A painterly yet digital image of the infamous photograph Atomic Cloud Rises Over Nagasaki, Japan, 1945, shows a blurred 45,000-foot-tall mushroom cloud rising over Nagasaki, a few minutes after the nuclear bomb was detonated in August 9, 1945. By diming the original image, the artist attempts to tarnish the presence of the atomic explosion — in hopes of its complete erasure —, while also preserving the remnant, an important aspect for the construction of the collective memory of a disaster.

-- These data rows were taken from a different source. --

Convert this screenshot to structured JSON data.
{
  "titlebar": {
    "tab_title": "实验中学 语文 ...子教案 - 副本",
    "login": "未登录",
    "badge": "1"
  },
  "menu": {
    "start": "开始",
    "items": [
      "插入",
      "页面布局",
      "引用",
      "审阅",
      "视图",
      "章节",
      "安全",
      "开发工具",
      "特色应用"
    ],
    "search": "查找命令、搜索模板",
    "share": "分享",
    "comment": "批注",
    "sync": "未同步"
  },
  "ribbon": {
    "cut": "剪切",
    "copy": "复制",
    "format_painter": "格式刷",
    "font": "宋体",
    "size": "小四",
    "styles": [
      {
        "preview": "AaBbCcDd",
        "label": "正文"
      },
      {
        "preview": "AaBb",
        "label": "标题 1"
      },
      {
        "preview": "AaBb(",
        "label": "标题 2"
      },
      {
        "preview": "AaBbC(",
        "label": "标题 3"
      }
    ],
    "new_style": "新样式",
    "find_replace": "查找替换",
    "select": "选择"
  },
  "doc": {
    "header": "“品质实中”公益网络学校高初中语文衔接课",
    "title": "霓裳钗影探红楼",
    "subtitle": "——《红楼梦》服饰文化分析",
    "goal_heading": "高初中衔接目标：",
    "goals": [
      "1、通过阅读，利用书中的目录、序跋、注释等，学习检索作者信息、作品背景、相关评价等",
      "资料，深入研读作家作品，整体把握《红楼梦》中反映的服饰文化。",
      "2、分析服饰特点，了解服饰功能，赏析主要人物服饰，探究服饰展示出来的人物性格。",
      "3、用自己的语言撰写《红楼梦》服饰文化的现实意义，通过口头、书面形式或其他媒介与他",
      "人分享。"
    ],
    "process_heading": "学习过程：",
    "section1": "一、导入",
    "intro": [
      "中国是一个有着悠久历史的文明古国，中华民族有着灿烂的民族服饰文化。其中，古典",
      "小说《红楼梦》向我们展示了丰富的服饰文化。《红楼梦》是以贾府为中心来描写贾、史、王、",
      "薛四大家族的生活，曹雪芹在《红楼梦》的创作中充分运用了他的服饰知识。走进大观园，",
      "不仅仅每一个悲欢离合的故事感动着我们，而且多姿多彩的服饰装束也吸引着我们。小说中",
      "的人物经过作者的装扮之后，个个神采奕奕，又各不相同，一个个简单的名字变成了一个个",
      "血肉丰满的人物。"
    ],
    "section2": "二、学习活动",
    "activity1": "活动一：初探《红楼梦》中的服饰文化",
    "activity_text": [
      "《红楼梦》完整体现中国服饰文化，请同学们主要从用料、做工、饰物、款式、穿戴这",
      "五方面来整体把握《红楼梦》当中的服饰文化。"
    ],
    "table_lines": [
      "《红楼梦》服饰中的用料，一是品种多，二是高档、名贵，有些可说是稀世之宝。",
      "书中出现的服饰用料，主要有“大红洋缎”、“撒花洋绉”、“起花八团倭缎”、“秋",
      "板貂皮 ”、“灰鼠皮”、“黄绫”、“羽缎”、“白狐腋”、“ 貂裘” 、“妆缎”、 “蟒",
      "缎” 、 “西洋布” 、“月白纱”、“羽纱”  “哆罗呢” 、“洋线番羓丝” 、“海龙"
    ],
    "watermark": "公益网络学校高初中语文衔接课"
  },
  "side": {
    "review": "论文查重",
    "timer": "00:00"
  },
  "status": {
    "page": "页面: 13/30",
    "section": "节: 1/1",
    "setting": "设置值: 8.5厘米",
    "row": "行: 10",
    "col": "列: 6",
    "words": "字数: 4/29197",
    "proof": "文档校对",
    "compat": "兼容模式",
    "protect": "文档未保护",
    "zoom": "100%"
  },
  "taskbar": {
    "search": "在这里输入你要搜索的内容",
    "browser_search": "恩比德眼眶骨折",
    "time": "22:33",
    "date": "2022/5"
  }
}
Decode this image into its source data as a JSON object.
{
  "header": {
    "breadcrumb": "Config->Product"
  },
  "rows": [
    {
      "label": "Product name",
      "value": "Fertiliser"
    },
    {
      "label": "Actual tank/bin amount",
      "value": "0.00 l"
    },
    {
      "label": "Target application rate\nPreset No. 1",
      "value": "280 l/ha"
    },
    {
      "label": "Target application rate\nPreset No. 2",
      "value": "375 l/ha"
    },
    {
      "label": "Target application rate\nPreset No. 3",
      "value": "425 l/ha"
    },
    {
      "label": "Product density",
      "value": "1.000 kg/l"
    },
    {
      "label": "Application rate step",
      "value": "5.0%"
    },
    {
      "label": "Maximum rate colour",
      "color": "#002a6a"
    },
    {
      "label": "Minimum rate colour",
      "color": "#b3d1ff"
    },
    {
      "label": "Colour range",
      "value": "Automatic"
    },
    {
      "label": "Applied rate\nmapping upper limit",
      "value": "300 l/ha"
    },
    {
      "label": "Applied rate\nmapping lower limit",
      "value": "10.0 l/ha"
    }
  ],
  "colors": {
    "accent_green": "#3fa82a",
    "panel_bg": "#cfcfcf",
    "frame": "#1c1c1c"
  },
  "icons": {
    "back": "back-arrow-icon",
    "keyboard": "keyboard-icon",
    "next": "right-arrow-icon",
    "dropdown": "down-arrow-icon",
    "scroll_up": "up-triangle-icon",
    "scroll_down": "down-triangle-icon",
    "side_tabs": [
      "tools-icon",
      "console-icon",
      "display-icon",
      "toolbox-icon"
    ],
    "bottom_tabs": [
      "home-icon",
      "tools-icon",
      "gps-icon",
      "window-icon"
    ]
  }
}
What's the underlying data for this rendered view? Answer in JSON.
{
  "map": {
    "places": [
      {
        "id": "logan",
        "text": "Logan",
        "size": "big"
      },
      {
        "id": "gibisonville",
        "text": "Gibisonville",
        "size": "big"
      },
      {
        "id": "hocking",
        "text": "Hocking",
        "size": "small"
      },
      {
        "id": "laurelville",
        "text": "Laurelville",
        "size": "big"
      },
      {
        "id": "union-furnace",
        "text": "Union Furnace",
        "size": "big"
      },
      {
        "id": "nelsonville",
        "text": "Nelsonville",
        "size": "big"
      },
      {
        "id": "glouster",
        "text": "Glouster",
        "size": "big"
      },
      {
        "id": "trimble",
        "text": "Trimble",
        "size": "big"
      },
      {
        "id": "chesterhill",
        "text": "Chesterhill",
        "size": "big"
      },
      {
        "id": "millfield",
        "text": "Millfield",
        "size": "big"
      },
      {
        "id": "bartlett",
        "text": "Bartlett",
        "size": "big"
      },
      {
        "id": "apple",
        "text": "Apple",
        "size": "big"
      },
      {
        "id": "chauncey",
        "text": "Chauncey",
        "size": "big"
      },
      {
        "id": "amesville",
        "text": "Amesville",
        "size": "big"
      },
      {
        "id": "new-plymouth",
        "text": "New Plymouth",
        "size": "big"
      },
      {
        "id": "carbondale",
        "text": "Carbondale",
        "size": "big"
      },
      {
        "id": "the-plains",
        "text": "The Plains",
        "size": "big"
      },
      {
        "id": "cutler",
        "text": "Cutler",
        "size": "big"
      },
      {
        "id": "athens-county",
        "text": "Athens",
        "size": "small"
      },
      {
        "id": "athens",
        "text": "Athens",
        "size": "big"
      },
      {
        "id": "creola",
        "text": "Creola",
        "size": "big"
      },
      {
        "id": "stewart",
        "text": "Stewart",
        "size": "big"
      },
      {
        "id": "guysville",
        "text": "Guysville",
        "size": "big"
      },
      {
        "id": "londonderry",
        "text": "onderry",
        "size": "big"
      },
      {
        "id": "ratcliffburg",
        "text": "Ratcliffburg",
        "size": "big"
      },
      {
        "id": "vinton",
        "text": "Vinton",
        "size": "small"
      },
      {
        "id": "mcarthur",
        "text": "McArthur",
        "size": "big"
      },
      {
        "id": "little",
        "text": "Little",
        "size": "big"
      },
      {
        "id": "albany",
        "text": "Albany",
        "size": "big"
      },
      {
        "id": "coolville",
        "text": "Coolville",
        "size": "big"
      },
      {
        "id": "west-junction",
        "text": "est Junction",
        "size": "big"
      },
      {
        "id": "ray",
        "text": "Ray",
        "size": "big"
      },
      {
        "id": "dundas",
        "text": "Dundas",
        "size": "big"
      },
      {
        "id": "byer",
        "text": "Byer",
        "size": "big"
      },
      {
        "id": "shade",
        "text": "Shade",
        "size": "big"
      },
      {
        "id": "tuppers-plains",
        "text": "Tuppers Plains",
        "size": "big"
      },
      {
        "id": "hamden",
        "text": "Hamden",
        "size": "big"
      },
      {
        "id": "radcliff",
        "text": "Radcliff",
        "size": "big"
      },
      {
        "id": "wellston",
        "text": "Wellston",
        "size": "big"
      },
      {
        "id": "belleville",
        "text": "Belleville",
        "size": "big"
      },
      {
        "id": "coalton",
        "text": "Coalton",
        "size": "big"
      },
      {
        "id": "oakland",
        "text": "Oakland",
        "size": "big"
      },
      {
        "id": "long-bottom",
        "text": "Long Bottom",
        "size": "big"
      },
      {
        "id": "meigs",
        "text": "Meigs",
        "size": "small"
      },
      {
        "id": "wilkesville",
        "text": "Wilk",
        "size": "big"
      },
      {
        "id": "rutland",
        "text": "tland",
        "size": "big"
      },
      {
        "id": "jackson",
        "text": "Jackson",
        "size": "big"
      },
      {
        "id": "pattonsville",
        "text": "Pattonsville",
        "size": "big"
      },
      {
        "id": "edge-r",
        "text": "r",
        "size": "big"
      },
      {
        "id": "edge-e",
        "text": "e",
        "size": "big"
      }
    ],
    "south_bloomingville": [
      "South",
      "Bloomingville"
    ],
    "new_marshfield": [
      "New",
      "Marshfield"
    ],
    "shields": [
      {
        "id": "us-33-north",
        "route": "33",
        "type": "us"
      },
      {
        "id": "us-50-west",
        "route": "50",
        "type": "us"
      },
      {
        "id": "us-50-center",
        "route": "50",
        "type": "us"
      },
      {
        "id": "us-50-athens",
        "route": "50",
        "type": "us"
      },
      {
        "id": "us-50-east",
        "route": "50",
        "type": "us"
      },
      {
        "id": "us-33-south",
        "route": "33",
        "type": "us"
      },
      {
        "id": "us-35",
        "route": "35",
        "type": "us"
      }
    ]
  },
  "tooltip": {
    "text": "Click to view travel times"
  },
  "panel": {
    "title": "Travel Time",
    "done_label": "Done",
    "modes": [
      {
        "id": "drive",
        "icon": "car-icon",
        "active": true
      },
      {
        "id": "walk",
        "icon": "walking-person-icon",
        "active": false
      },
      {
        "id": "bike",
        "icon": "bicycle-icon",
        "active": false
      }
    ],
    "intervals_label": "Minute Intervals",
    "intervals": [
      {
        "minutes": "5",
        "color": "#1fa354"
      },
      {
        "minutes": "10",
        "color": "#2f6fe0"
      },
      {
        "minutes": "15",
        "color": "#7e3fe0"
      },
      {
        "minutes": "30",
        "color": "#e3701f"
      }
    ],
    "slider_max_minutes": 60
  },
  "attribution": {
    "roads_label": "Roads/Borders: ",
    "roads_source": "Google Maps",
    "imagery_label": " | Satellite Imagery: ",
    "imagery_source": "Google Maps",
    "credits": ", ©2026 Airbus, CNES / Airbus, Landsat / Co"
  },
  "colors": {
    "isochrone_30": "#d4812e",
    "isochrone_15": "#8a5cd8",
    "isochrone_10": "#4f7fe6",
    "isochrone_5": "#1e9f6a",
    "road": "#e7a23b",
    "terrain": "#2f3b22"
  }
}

Lukas Panek creates paintings and videos that explore the circulation and modification of images nowadays. Starting from various points of entry, he repeatedly directs his attention to the subtleties and economies of contemporary image production. Examining hierarchies within image-driven cultures, Panek dissects not only those between single images and their contents themselves, but further addresses the critical relationship between their use and reproduction. He identifies them as depreciated compan-ions of everyday life, seeking to empower their social dimension in realms that reach much further beyond the private and personal.